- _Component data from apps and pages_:
=-=-=-=-=
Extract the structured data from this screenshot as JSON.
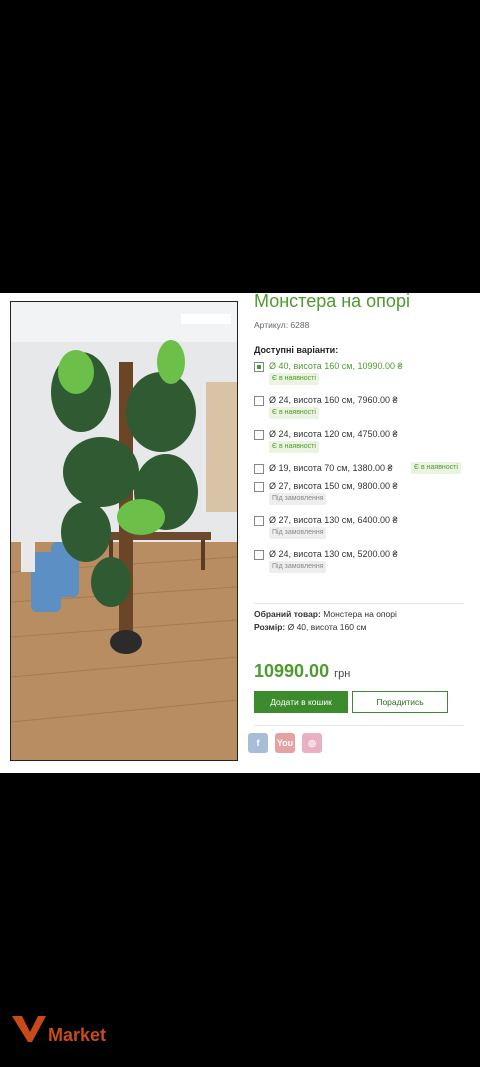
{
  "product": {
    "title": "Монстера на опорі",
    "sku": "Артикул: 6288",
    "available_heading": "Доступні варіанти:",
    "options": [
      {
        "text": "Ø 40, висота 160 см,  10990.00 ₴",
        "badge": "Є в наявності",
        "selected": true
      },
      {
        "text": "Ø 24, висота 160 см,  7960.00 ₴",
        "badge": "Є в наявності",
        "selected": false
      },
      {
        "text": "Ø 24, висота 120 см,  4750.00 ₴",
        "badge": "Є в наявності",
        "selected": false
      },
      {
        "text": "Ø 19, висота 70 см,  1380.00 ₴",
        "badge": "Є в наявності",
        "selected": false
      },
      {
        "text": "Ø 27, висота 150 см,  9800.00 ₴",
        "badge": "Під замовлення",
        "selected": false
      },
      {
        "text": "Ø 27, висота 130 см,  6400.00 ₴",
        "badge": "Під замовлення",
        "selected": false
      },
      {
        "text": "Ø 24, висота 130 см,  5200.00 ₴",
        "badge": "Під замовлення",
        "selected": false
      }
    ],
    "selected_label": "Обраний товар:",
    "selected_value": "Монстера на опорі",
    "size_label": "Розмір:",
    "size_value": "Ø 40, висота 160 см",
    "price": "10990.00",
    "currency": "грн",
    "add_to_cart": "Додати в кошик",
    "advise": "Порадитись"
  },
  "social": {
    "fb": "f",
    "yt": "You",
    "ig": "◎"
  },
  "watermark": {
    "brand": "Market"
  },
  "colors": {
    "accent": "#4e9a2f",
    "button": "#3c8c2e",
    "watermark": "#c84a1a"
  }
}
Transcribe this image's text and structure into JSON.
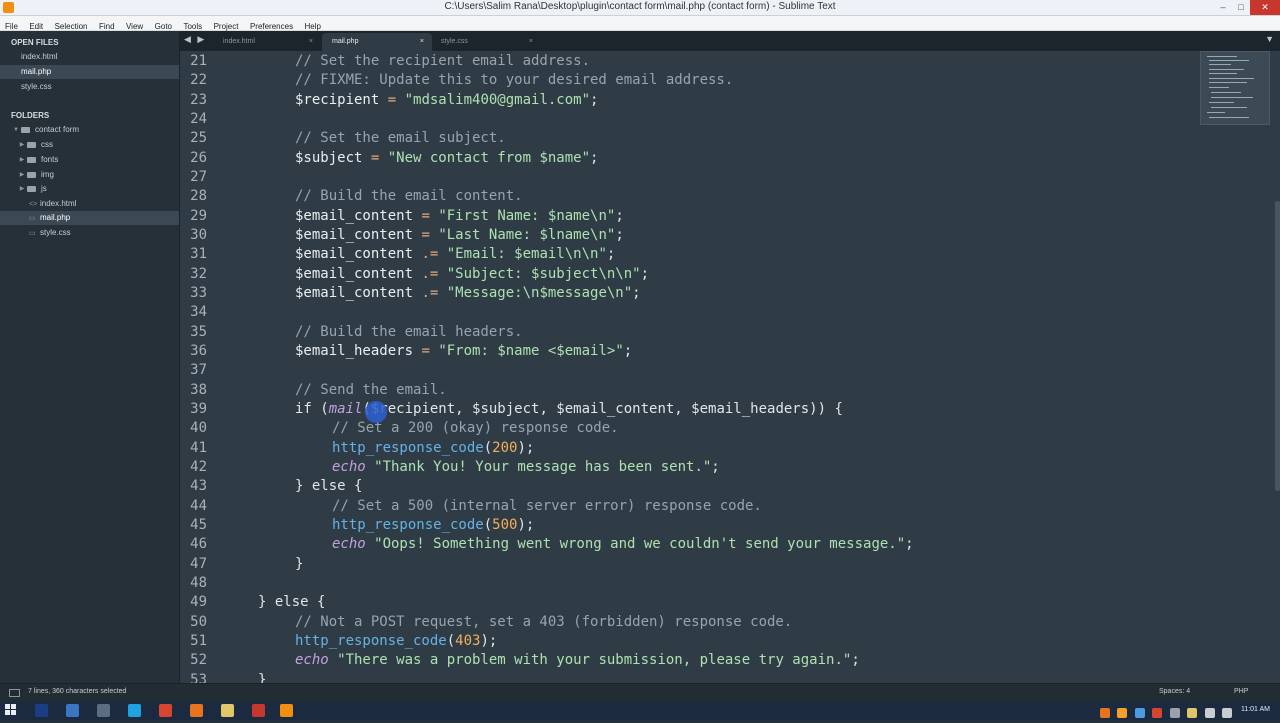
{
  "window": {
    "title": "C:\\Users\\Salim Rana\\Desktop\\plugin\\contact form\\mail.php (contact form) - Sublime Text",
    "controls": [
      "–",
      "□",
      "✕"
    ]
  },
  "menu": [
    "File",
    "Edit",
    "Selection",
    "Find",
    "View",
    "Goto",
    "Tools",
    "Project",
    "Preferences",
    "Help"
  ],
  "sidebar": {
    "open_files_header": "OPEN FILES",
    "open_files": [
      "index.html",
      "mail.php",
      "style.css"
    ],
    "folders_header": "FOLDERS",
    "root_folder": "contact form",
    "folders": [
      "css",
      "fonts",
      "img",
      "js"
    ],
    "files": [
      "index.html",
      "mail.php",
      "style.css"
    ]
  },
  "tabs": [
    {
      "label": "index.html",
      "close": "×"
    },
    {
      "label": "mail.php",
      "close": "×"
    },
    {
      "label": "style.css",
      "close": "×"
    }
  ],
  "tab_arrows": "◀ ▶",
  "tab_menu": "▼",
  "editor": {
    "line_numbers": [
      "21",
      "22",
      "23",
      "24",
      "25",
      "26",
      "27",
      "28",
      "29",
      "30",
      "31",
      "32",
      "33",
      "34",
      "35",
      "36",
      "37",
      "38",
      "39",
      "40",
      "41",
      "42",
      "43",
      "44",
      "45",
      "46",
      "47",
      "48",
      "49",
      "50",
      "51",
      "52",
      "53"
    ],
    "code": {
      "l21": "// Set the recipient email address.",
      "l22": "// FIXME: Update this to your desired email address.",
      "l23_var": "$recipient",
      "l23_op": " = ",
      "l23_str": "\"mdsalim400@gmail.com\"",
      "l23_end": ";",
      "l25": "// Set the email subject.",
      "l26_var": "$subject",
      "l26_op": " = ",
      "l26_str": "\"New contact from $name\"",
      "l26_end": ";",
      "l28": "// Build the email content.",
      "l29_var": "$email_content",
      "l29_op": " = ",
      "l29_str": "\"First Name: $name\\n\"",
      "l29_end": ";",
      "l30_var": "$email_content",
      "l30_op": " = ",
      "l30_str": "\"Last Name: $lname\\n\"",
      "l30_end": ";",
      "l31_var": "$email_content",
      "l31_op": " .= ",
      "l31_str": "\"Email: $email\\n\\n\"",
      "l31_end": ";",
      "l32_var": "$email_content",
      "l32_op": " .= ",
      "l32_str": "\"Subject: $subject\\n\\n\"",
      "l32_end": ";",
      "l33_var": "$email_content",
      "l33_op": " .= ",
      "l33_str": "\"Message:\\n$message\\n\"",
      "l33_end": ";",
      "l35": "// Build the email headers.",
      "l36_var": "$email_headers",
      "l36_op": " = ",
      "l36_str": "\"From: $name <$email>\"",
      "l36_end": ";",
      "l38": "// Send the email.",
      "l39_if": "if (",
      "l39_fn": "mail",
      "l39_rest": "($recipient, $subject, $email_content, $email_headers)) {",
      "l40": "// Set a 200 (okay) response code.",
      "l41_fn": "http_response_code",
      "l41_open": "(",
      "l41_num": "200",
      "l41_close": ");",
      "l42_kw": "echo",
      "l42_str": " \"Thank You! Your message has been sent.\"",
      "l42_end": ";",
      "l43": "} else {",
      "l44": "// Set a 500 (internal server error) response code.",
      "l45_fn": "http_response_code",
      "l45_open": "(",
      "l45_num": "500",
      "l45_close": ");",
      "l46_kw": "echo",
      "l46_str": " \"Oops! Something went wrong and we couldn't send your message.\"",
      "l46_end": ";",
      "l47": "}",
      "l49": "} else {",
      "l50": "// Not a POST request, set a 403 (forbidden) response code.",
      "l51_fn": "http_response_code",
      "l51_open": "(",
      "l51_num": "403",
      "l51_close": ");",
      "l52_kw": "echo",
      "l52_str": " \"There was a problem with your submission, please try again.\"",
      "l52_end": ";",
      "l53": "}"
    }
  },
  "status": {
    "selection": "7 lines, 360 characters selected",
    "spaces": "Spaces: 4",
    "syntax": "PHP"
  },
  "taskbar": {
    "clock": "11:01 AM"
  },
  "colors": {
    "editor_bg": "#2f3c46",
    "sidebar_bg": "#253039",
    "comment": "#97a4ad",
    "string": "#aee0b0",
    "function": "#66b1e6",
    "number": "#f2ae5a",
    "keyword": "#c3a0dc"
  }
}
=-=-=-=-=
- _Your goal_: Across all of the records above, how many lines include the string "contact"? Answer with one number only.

- _Task result_: 3